For this exercise, print the records below verbatim.

--- Records provided Enclosed Below ---

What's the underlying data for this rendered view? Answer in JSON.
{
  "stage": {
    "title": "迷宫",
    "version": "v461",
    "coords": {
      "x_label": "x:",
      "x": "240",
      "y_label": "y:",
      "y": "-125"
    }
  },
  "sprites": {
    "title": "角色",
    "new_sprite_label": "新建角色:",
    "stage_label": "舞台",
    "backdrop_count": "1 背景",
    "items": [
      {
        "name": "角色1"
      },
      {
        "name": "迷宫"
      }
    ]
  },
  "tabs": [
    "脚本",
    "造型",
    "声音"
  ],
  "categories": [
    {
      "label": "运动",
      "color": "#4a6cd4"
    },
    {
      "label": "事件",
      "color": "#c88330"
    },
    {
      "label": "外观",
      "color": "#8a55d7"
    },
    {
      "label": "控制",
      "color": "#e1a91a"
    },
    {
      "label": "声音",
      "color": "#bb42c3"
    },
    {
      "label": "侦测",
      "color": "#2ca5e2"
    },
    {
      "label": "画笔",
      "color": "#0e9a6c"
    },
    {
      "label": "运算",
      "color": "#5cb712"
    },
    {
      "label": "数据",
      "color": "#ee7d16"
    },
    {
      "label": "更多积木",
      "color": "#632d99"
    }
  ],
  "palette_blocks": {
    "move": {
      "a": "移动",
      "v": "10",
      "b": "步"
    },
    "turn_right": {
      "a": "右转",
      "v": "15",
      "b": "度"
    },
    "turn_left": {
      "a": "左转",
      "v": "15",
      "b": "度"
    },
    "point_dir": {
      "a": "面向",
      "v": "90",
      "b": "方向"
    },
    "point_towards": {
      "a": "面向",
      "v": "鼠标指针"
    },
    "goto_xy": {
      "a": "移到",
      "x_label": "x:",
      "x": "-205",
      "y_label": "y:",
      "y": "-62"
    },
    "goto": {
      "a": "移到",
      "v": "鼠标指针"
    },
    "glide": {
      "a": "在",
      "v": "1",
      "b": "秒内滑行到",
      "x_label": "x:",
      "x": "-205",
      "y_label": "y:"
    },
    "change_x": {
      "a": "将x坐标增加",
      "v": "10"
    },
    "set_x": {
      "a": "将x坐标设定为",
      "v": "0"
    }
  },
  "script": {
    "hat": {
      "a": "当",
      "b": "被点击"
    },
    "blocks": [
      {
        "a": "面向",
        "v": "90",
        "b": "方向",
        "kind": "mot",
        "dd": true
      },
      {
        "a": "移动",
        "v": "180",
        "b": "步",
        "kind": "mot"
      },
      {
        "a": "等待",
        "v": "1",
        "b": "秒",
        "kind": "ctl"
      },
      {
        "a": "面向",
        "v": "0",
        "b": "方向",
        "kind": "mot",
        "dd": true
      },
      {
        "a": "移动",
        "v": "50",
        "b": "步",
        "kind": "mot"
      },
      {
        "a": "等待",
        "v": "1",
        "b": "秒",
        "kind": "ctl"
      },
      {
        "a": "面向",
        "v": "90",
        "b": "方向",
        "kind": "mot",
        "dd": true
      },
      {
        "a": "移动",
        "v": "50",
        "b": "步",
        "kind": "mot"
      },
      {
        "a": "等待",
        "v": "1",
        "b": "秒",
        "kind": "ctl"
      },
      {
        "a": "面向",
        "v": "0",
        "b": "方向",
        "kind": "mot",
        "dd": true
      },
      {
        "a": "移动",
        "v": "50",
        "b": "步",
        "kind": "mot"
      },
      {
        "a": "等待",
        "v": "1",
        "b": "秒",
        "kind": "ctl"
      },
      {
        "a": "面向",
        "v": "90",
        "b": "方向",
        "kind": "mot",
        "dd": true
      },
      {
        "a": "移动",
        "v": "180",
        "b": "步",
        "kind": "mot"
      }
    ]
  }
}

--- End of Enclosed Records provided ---

> Solution to this problem:
What's the underlying data for this rendered view? Answer in JSON.
{
  "stage": {
    "title": "迷宫",
    "version": "v461",
    "coords": {
      "x_label": "x:",
      "x": "240",
      "y_label": "y:",
      "y": "-125"
    }
  },
  "sprites": {
    "title": "角色",
    "new_sprite_label": "新建角色:",
    "stage_label": "舞台",
    "backdrop_count": "1 背景",
    "items": [
      {
        "name": "角色1"
      },
      {
        "name": "迷宫"
      }
    ]
  },
  "tabs": [
    "脚本",
    "造型",
    "声音"
  ],
  "categories": [
    {
      "label": "运动",
      "color": "#4a6cd4"
    },
    {
      "label": "事件",
      "color": "#c88330"
    },
    {
      "label": "外观",
      "color": "#8a55d7"
    },
    {
      "label": "控制",
      "color": "#e1a91a"
    },
    {
      "label": "声音",
      "color": "#bb42c3"
    },
    {
      "label": "侦测",
      "color": "#2ca5e2"
    },
    {
      "label": "画笔",
      "color": "#0e9a6c"
    },
    {
      "label": "运算",
      "color": "#5cb712"
    },
    {
      "label": "数据",
      "color": "#ee7d16"
    },
    {
      "label": "更多积木",
      "color": "#632d99"
    }
  ],
  "palette_blocks": {
    "move": {
      "a": "移动",
      "v": "10",
      "b": "步"
    },
    "turn_right": {
      "a": "右转",
      "v": "15",
      "b": "度"
    },
    "turn_left": {
      "a": "左转",
      "v": "15",
      "b": "度"
    },
    "point_dir": {
      "a": "面向",
      "v": "90",
      "b": "方向"
    },
    "point_towards": {
      "a": "面向",
      "v": "鼠标指针"
    },
    "goto_xy": {
      "a": "移到",
      "x_label": "x:",
      "x": "-205",
      "y_label": "y:",
      "y": "-62"
    },
    "goto": {
      "a": "移到",
      "v": "鼠标指针"
    },
    "glide": {
      "a": "在",
      "v": "1",
      "b": "秒内滑行到",
      "x_label": "x:",
      "x": "-205",
      "y_label": "y:"
    },
    "change_x": {
      "a": "将x坐标增加",
      "v": "10"
    },
    "set_x": {
      "a": "将x坐标设定为",
      "v": "0"
    }
  },
  "script": {
    "hat": {
      "a": "当",
      "b": "被点击"
    },
    "blocks": [
      {
        "a": "面向",
        "v": "90",
        "b": "方向",
        "kind": "mot",
        "dd": true
      },
      {
        "a": "移动",
        "v": "180",
        "b": "步",
        "kind": "mot"
      },
      {
        "a": "等待",
        "v": "1",
        "b": "秒",
        "kind": "ctl"
      },
      {
        "a": "面向",
        "v": "0",
        "b": "方向",
        "kind": "mot",
        "dd": true
      },
      {
        "a": "移动",
        "v": "50",
        "b": "步",
        "kind": "mot"
      },
      {
        "a": "等待",
        "v": "1",
        "b": "秒",
        "kind": "ctl"
      },
      {
        "a": "面向",
        "v": "90",
        "b": "方向",
        "kind": "mot",
        "dd": true
      },
      {
        "a": "移动",
        "v": "50",
        "b": "步",
        "kind": "mot"
      },
      {
        "a": "等待",
        "v": "1",
        "b": "秒",
        "kind": "ctl"
      },
      {
        "a": "面向",
        "v": "0",
        "b": "方向",
        "kind": "mot",
        "dd": true
      },
      {
        "a": "移动",
        "v": "50",
        "b": "步",
        "kind": "mot"
      },
      {
        "a": "等待",
        "v": "1",
        "b": "秒",
        "kind": "ctl"
      },
      {
        "a": "面向",
        "v": "90",
        "b": "方向",
        "kind": "mot",
        "dd": true
      },
      {
        "a": "移动",
        "v": "180",
        "b": "步",
        "kind": "mot"
      }
    ]
  }
}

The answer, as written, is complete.